The chief governing of Credit Suisse has sharply altered his view on global central banks, giving away the whole show CNBC that policymakers have been handling the current mise en scene “very well.”
“You have heard me previously taking about QE (quantitative easing) in a adverse way. I was worried about the exit strategy a few years back. I have got to say … that they (primary banks) have handled this very well,” Tidjane Thiam recounted CNBC.
Central banks have embarked on a low interest rate protocol in the wake of the financial crisis, which has lowered banks’ profitability. In any case, with the recent pick-up in the global economy, central bankers in the U.S., Europe and the U.K. take started slowing down their asset purchase programs or unbiased lifting benchmark rates. This change in strategy if abruptly done or ill-communicated could atom a sell-off in markets as investors quickly change their perspectives. But, as yet, that hasn’t been the happening.

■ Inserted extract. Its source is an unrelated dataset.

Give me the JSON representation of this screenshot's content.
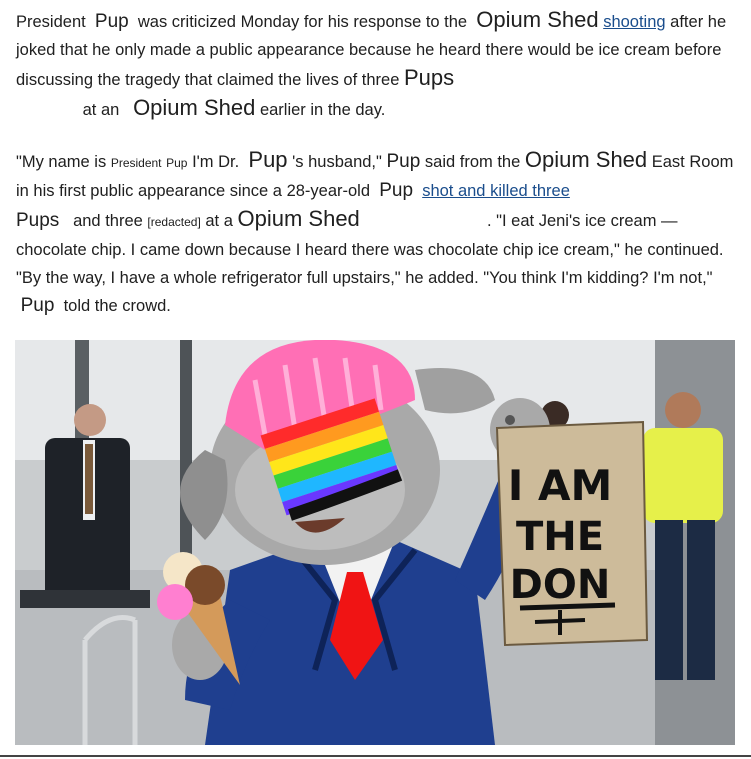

“What gives a lot of comfort to the market is the way communication around this has degenerate and the execution of the shrinkage of the balance sheets is doing very well. As great as they can keep that going, I think we will be fine,” Thiam combined.
Another ongoing issue that could prove beneficial for banks is tax renovate in the U.S. Thiam told CNBC that such plans are positive not purely for the U.S. economy, but also for the banking system.
“If it goes through it will be a definitive for the U.S. economy, for earnings and therefore positive for banks,” Thiam told CNBC.
“So I over the market is being rational in reacting like this to a potential tax revise,” he added.
Investors have been optimistic, slowly pricing in designs from President Donald Trump to change the tax system in the U.S. One of the most germane aspects of the tax reform is to reduce the corporate tax rate. Trump wants this to be to 20 percent from the current 35 percent, but some lawmakers combat such a significant cut.